I'm totally exaggerating. It's chaos, of course, but if you google Mugamma, you'd get the idea you were in for a bit part in "The Trial," not for actually achieving something over the course of a single day.

My mission: To extend my 30-day tourist visa.

My plan: Travel by Metro to "Sadat." Observe visa-acquisition process.

Perhaps, I thought, I could get the visa today. Or maybe just do reconnaissance.

I had to go through two metal detectors, push my bag through two x-ray machines, and prove I wasn't carrying a camera. There were hordes of people at the photo booth in the lobby, so I was glad I'd stopped by a photo store in Zamalek for passport photos. Likewise, I had my photocopies—the woman at the internet cafe in Zamalek had given them to me free since I was such a good customer there while my laptop was in the shop.

Madness awaited me. People milling about in the narrow, long hallway alongside numbered windows. Men sold tea and water from trays. Benches were crowded. Some people looked exhausted. Others, annoyed. Most looked resigned, and a few appeared confused.

I walked past about 50 windows to one that said something like "Tourist Extension."

Only one person was in front of me. The bureaucrat was sweet and helpful. She gave me a form and told me to go to window #43 to pay 11 pounds. (About $2.)

I pushed through the crowds, paid 21 pounds and received back three stamps and a ten-pound note.

So far, so easy.

I found an empty seat, sat down and pulled out my black pen.

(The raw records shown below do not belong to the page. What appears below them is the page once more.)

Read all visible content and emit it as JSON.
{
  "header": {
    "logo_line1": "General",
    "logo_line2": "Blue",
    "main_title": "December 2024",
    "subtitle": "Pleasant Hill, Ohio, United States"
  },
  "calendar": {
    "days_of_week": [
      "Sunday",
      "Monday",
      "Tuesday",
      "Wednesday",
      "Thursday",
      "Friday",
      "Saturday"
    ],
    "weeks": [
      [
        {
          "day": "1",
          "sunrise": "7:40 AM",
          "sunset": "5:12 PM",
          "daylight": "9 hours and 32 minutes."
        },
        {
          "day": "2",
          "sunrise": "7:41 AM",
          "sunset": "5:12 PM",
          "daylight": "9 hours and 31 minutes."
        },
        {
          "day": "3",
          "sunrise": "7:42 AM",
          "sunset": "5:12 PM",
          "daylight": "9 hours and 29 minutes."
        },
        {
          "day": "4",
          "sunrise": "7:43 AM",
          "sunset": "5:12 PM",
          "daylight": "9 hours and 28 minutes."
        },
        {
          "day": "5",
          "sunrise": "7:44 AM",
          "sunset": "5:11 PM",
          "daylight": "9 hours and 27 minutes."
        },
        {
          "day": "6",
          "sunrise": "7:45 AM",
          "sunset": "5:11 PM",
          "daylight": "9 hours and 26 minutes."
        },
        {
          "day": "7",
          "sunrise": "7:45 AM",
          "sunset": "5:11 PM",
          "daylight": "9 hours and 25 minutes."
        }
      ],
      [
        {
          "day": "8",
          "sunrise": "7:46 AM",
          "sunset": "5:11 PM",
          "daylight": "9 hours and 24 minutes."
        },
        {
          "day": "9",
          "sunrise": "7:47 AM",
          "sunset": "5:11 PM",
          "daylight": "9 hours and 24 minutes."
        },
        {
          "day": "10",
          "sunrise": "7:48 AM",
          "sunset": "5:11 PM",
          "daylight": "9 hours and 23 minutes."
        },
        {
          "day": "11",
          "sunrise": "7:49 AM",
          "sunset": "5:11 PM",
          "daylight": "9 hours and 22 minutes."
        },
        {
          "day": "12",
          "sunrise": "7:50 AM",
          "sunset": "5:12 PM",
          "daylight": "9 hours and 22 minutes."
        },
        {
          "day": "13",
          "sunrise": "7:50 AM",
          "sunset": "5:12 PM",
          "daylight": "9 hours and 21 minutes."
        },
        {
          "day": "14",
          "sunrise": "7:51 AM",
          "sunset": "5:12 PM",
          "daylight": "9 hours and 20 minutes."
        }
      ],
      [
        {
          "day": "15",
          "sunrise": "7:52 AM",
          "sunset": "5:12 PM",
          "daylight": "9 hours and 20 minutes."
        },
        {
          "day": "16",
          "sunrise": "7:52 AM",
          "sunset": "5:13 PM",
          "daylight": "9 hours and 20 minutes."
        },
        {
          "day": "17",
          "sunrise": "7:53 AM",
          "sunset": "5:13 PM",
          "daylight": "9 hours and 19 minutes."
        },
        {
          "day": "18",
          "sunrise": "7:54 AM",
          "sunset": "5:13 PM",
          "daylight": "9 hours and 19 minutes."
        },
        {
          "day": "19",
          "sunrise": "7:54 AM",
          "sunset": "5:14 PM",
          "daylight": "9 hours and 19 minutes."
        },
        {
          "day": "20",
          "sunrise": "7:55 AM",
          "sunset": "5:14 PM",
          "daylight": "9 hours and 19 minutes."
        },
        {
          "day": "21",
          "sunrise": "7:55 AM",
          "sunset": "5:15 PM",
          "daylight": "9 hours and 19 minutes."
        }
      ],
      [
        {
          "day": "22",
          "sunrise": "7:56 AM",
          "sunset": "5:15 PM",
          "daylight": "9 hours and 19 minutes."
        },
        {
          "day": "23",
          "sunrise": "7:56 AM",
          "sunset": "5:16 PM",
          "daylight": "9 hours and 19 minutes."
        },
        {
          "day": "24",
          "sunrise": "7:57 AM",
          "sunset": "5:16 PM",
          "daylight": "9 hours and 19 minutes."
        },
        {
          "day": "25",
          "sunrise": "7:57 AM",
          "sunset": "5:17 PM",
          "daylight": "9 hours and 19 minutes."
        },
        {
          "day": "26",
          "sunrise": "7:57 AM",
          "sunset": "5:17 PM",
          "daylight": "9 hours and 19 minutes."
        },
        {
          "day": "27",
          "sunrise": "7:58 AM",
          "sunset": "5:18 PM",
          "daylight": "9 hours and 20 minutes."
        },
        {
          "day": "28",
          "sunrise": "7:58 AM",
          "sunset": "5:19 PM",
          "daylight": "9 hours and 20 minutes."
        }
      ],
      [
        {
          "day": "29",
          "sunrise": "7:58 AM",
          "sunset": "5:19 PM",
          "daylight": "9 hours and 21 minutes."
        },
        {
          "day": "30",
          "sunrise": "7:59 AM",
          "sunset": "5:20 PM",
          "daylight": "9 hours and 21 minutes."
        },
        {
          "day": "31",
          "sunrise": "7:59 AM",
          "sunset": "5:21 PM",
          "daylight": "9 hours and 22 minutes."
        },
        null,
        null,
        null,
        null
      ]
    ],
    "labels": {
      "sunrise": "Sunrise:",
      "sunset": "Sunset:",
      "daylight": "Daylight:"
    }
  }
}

"Tsk, tsk." The man next to me shook his head and handed me a blue pen.

Uh, okay. I used it.

Then, back down the row to the nice bureaucrat. She stamped, stapled, and wrote a bunch of notes on the form. She took my passport.

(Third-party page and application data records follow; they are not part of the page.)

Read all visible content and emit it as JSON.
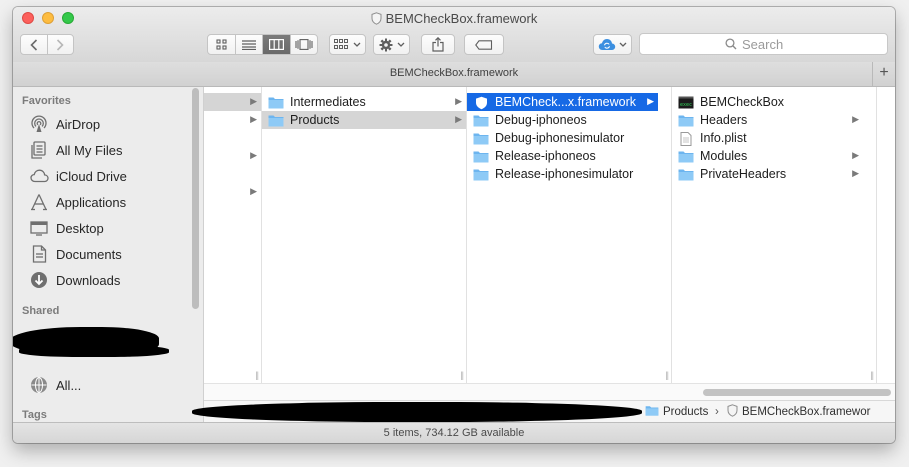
{
  "window": {
    "title": "BEMCheckBox.framework"
  },
  "toolbar": {
    "search_placeholder": "Search",
    "back_icon": "chevron-left-icon",
    "forward_icon": "chevron-right-icon",
    "view_modes": [
      "icon-view-icon",
      "list-view-icon",
      "column-view-icon",
      "cover-flow-icon"
    ],
    "active_view": "column-view-icon"
  },
  "pathbar": {
    "title": "BEMCheckBox.framework",
    "add_tab": "+"
  },
  "sidebar": {
    "favorites_heading": "Favorites",
    "favorites": [
      {
        "label": "AirDrop",
        "icon": "airdrop-icon"
      },
      {
        "label": "All My Files",
        "icon": "all-files-icon"
      },
      {
        "label": "iCloud Drive",
        "icon": "icloud-icon"
      },
      {
        "label": "Applications",
        "icon": "applications-icon"
      },
      {
        "label": "Desktop",
        "icon": "desktop-icon"
      },
      {
        "label": "Documents",
        "icon": "documents-icon"
      },
      {
        "label": "Downloads",
        "icon": "downloads-icon"
      }
    ],
    "shared_heading": "Shared",
    "shared_all": "All...",
    "tags_heading": "Tags"
  },
  "columns": {
    "col2": [
      {
        "label": "Intermediates",
        "selected": false
      },
      {
        "label": "Products",
        "selected": true
      }
    ],
    "col3": [
      {
        "label": "BEMCheck...x.framework",
        "selected": true
      },
      {
        "label": "Debug-iphoneos"
      },
      {
        "label": "Debug-iphonesimulator"
      },
      {
        "label": "Release-iphoneos"
      },
      {
        "label": "Release-iphonesimulator"
      }
    ],
    "col4": [
      {
        "label": "BEMCheckBox",
        "icon": "executable-icon"
      },
      {
        "label": "Headers",
        "icon": "folder-icon"
      },
      {
        "label": "Info.plist",
        "icon": "plist-file-icon"
      },
      {
        "label": "Modules",
        "icon": "folder-icon"
      },
      {
        "label": "PrivateHeaders",
        "icon": "folder-icon"
      }
    ]
  },
  "path": {
    "products": "Products",
    "sep": "›",
    "framework": "BEMCheckBox.framewor"
  },
  "status": {
    "text": "5 items, 734.12 GB available"
  },
  "colors": {
    "selection_blue": "#1669e5",
    "folder_blue": "#6db5ef"
  }
}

She smiled.

"Go to Window #38 in two hours."

I went to Cilantro to snack, suppressing a foreboding feeling that something was bound to go wrong. Two hours later, I went through the metal detectors, pushed my bag through two x-ray machines, and paced down the row of windows to #38.

"Here." A woman shoved my passport at me. "Six-month tourist-resident."

Too easy. I've never been official before when I lived in another country. It feels great. I'm legal! I'm officially a resident of Egypt, and can stay for up to six months.

Not that I have any intention of doing so, but it's nice to be welcome for a change.

Mabrouk to me!

6 comments:

Marie said...

Of course, I can't legally work here. But that's okay, I actually work in New York.

Matt Hollingsworth said...

Most excellent! Congrats!

I go to the MUP (Police) office later today to pick up my business visa here. Should be a done deal, but keep yer fingers crossed for me, wouldya!?! It should be a one year visa.

Marie said...

And then I can say Mabrouk to you too!

Marc Siry said...

Do you think that in 4,000 years they will give tours of the Mugamma and spin tales of elaborate religious rituals involving the worship of shiny metal birds and rectangular plastic panels?

Maybe the Pyramids were the DMV of archaic times...

Marie said...

"You, Nubian! I don't care that your brother drives King Tut's chariot. Get back in line or take a hieroglyphic like everyone else."

Matt Hollingsworth said...

Success!

http://matthollingsworth.blogspot.com/